_WORK INSTRUCTION_
Copy every line of the records that includes the word "Doctor".

____________

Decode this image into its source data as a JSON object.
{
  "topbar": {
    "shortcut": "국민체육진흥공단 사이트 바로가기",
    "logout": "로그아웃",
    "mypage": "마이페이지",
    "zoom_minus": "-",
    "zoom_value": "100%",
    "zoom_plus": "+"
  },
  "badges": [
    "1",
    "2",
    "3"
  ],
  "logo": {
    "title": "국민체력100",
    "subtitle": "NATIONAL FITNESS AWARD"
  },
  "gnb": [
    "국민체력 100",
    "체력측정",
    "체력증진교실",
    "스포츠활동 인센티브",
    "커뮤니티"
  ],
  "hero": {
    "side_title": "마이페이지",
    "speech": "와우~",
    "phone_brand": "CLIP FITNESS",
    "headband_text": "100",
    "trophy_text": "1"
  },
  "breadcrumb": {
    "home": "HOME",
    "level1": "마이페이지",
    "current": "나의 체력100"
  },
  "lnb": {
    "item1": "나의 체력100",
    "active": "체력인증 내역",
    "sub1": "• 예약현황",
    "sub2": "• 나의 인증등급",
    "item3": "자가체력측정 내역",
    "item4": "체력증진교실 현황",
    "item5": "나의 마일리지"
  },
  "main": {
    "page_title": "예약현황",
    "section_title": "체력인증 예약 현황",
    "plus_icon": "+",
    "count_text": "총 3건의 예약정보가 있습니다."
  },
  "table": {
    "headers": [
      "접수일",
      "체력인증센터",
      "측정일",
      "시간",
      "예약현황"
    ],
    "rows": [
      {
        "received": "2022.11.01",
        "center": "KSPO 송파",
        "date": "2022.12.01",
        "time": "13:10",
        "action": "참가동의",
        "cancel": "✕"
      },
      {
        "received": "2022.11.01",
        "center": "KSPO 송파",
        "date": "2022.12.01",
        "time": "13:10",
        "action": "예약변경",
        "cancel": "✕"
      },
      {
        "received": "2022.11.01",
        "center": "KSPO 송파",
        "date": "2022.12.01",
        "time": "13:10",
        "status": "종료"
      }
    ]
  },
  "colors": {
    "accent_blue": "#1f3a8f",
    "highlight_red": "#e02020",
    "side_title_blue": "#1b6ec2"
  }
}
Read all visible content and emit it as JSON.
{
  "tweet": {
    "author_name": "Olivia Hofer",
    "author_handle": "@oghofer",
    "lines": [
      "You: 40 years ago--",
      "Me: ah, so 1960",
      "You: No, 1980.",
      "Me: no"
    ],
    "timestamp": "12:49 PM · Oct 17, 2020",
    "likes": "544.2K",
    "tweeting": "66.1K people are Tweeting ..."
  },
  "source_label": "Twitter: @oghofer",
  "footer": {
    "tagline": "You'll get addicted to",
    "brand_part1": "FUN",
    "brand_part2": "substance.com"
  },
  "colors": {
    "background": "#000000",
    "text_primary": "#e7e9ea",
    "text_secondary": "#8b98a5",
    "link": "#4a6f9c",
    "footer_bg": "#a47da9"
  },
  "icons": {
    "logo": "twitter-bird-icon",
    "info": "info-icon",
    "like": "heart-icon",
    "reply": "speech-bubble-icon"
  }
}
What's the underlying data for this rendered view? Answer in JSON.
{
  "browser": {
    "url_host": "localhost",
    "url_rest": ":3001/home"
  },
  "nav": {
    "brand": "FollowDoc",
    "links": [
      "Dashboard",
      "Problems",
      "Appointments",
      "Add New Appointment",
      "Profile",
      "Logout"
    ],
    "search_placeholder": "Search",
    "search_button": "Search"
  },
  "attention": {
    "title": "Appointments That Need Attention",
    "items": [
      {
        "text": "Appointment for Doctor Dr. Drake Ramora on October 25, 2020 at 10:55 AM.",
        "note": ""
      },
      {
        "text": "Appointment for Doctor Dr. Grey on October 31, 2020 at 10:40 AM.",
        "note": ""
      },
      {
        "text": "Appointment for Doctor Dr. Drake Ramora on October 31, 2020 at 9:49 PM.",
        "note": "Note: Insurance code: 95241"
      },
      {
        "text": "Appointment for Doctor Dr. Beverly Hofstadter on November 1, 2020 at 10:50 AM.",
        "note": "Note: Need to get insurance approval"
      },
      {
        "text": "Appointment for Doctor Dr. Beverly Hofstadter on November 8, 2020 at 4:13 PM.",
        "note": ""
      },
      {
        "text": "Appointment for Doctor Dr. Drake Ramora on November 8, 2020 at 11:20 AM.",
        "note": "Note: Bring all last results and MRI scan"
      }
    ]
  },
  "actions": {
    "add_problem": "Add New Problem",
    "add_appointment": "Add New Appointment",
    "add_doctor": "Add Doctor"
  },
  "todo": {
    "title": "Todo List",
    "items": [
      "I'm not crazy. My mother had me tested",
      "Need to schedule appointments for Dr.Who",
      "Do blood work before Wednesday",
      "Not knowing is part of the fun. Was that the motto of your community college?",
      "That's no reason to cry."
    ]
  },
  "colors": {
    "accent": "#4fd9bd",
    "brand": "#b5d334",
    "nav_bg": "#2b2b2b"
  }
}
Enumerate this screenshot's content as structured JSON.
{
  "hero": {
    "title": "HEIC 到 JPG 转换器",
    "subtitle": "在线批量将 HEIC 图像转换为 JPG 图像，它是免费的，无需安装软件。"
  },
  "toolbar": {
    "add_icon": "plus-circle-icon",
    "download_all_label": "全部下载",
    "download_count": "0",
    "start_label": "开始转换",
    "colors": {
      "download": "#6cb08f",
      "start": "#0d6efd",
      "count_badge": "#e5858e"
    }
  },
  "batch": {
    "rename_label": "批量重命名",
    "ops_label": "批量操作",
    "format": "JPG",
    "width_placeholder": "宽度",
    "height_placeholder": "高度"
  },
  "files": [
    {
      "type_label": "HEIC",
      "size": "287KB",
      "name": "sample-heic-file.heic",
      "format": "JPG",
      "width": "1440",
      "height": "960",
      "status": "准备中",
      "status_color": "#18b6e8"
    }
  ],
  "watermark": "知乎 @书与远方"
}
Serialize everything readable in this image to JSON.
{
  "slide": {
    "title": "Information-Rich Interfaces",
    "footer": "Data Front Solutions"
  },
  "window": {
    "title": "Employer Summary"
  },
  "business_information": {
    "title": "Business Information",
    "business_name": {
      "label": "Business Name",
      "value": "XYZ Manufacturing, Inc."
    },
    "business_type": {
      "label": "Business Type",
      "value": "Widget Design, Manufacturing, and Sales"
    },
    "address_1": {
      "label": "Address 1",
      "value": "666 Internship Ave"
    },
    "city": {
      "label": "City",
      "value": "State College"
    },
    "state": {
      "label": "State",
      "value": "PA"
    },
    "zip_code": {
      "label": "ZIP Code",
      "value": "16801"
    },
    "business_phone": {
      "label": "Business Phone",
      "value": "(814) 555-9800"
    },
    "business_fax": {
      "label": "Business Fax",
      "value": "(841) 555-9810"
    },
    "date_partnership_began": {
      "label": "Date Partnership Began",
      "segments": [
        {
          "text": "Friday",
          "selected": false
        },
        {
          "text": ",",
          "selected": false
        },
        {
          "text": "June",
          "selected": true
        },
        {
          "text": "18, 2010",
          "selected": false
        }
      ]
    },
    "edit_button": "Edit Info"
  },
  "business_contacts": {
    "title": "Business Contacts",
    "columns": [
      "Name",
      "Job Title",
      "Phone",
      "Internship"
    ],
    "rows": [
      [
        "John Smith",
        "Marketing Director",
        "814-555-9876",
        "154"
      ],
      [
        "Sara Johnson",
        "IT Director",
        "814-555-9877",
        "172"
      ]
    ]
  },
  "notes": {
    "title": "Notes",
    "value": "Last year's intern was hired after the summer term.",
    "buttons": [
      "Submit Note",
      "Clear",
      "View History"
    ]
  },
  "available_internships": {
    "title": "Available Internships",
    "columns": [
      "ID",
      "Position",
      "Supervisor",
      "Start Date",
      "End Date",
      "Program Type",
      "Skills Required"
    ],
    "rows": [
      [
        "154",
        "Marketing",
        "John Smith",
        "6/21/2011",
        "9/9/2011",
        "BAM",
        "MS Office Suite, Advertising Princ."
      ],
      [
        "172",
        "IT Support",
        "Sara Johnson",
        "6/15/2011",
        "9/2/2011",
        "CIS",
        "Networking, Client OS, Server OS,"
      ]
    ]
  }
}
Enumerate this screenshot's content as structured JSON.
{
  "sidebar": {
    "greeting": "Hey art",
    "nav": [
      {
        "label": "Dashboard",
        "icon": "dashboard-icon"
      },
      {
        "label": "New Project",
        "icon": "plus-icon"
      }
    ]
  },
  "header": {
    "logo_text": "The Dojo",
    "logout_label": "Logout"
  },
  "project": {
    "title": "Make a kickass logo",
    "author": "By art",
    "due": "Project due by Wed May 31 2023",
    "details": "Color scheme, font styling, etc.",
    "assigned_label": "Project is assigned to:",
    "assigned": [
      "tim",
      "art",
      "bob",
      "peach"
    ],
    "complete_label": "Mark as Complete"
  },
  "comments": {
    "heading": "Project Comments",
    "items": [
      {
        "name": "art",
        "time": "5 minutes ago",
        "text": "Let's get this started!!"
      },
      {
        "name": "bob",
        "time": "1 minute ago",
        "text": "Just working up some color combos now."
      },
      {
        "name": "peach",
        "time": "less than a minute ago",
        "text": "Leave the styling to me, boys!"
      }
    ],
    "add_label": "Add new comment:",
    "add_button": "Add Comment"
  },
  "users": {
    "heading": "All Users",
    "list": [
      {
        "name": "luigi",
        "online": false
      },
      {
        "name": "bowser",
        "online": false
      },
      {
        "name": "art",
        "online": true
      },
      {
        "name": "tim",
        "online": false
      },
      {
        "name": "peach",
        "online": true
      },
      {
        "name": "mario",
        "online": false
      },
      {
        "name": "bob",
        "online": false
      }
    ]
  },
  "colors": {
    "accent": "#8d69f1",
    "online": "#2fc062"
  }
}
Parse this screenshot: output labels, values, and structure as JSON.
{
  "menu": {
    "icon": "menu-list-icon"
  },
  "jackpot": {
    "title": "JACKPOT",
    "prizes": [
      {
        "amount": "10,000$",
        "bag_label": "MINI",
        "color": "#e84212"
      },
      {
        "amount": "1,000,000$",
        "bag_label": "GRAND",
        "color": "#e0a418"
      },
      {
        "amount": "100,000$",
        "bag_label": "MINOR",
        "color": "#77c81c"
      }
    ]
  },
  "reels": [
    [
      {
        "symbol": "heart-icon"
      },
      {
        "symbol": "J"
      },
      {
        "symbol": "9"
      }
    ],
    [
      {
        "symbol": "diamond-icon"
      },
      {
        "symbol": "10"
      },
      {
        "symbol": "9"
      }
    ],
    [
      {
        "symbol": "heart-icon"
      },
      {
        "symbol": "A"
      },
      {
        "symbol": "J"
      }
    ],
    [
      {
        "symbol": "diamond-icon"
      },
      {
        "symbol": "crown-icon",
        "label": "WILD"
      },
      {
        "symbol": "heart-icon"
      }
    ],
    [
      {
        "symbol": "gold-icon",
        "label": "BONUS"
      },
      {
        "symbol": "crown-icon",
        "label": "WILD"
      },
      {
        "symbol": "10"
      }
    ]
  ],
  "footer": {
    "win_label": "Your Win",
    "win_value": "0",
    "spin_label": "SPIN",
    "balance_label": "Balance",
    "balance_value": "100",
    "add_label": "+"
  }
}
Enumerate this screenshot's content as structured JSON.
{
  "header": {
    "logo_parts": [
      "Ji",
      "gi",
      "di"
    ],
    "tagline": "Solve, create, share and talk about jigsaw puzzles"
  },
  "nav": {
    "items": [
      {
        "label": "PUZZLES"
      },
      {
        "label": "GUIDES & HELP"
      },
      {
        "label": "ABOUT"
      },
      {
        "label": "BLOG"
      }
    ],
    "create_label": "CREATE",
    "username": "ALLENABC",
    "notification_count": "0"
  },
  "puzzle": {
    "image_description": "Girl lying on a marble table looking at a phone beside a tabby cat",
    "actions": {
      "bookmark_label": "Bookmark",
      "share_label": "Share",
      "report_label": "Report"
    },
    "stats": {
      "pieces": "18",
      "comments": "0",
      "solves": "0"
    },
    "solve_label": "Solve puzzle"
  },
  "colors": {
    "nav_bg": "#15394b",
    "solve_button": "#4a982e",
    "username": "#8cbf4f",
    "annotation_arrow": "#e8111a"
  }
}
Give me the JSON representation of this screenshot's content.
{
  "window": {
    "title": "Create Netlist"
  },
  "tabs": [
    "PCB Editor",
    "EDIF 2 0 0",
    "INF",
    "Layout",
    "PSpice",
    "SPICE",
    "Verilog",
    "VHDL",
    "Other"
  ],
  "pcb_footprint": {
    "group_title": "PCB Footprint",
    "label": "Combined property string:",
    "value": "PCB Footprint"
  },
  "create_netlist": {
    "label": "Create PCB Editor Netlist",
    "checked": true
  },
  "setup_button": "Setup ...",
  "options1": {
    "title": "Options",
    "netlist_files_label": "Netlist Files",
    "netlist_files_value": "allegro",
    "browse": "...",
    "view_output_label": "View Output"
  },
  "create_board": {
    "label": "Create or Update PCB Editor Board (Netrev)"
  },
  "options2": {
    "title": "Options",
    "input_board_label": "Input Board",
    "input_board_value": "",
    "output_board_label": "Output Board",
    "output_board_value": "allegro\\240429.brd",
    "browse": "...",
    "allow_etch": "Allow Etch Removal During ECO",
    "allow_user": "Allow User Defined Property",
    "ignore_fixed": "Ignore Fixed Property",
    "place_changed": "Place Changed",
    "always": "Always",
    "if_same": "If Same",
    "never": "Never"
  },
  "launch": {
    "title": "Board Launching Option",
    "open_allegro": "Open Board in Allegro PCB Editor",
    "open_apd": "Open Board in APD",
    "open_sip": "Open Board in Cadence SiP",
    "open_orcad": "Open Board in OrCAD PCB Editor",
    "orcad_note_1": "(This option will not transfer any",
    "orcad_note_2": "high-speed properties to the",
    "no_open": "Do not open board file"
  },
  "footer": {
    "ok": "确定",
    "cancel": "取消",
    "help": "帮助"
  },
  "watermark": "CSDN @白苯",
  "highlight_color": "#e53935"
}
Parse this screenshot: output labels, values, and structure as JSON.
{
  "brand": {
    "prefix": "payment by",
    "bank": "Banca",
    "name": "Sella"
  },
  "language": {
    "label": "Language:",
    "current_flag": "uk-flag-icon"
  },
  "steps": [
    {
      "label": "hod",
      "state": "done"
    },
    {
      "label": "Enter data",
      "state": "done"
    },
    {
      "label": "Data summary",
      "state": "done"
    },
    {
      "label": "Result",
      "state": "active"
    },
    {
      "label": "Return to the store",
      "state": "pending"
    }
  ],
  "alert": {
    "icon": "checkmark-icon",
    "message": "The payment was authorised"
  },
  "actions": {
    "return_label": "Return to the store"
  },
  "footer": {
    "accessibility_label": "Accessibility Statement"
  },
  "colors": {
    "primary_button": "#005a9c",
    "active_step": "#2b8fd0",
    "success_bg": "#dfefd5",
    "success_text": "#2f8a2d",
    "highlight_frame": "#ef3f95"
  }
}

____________

_RESULT FOR THIS EXERCISE_
        "text": "Appointment for Doctor Dr. Drake Ramora on October 25, 2020 at 10:55 AM.",
        "text": "Appointment for Doctor Dr. Grey on October 31, 2020 at 10:40 AM.",
        "text": "Appointment for Doctor Dr. Drake Ramora on October 31, 2020 at 9:49 PM.",
        "text": "Appointment for Doctor Dr. Beverly Hofstadter on November 1, 2020 at 10:50 AM.",
        "text": "Appointment for Doctor Dr. Beverly Hofstadter on November 8, 2020 at 4:13 PM.",
        "text": "Appointment for Doctor Dr. Drake Ramora on November 8, 2020 at 11:20 AM.",
    "add_doctor": "Add Doctor"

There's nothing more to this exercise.